Future of Music Summit: 115,000 albums and only 110 'hits'
Quote:WASHINGTON. D.C. – The Future of Music Coalition Policy Summit got rolling Sunday, an annual meeting of musicians, tech-heads, artist managers, academics and music-biz entrepreneurs. The summit’s forward-looking approach is all about making the best of the new reality created by Internet technology and how that might be affected by government policy decisions.
Sounds like heavy stuff. But wonkiness goes hand in hand with the myriad possibilities that await artists in a music industry very different from the one that existed a decade ago, before peer-to-peer file sharing came along.

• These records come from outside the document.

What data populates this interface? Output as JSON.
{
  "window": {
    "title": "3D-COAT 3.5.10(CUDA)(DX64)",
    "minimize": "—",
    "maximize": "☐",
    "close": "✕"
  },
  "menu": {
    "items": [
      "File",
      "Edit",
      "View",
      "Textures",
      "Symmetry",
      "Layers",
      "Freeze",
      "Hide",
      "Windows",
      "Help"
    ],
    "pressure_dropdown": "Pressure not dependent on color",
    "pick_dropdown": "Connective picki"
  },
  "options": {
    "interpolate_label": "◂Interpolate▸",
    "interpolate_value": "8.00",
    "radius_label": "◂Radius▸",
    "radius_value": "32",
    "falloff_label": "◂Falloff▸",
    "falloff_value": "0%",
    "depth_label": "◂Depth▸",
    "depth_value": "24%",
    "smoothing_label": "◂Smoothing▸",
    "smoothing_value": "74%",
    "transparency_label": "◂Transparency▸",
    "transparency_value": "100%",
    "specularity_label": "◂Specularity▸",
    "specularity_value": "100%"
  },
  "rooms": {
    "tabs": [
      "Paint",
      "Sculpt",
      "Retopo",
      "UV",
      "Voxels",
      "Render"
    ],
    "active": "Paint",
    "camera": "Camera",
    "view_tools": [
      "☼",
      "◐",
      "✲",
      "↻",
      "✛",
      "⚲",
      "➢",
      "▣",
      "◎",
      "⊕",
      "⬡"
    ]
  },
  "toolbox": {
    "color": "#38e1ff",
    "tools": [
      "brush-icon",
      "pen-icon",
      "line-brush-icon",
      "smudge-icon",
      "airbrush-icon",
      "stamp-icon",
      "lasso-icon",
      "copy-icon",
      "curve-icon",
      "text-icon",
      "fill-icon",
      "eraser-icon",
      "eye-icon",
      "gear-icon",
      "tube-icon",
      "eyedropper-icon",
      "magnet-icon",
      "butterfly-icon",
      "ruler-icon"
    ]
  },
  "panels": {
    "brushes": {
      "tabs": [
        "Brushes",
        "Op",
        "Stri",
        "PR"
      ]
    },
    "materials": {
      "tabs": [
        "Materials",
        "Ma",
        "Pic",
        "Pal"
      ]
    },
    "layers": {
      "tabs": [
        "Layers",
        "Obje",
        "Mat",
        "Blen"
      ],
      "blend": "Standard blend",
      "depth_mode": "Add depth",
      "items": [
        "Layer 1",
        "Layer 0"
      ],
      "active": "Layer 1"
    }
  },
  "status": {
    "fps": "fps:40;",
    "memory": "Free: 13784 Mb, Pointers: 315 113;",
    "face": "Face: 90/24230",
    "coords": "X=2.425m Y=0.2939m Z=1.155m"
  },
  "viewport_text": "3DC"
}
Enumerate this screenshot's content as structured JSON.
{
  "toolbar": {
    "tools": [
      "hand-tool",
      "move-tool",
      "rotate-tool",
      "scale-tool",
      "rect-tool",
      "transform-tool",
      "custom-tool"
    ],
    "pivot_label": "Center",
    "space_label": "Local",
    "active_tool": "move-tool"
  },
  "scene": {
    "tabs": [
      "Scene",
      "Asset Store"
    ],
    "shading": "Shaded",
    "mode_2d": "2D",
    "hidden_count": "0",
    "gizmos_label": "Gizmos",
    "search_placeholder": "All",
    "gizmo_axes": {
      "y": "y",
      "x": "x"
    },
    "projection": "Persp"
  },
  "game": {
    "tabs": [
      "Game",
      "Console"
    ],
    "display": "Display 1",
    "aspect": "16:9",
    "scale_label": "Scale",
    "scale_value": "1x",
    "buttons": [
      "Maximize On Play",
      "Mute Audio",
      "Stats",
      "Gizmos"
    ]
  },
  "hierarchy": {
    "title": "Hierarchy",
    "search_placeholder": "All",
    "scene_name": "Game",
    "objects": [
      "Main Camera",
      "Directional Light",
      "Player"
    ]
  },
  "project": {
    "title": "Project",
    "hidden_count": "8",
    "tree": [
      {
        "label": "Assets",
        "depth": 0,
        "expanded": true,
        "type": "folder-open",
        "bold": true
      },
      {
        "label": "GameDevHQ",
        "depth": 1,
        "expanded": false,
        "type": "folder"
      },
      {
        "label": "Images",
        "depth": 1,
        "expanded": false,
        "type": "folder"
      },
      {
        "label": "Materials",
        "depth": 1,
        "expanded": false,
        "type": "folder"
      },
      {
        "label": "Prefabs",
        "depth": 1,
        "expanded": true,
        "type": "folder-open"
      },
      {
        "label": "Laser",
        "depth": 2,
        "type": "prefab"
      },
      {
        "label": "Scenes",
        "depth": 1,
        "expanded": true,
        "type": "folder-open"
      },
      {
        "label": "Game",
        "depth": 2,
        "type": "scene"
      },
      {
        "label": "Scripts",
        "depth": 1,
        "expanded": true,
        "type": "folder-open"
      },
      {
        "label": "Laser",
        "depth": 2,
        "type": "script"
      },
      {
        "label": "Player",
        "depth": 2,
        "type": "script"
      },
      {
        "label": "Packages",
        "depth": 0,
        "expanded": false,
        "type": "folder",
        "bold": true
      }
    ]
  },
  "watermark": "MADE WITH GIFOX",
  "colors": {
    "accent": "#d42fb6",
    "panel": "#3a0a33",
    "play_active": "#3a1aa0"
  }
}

We''ll have plenty more in upcoming days, but as a backdrop for the summit, here are a few tidbits of information shared by publicist Ariel Hyatt about U.S. album sales in 2008: More than 115,000 albums were released, but only 110 sold more than 250,000 copies, a mere 1,500 topped 10,000 sales, and fewer than 6,000 cracked the 1,000 barrier -- further evidence that sales of recorded music are not the way of the future for artists. Instead, it increasingly appears that recordings will be more like adverstisements for opportunities that actually do make money: live performances, merchandise, licensing to movies, commercials and video games, ring tones, etc.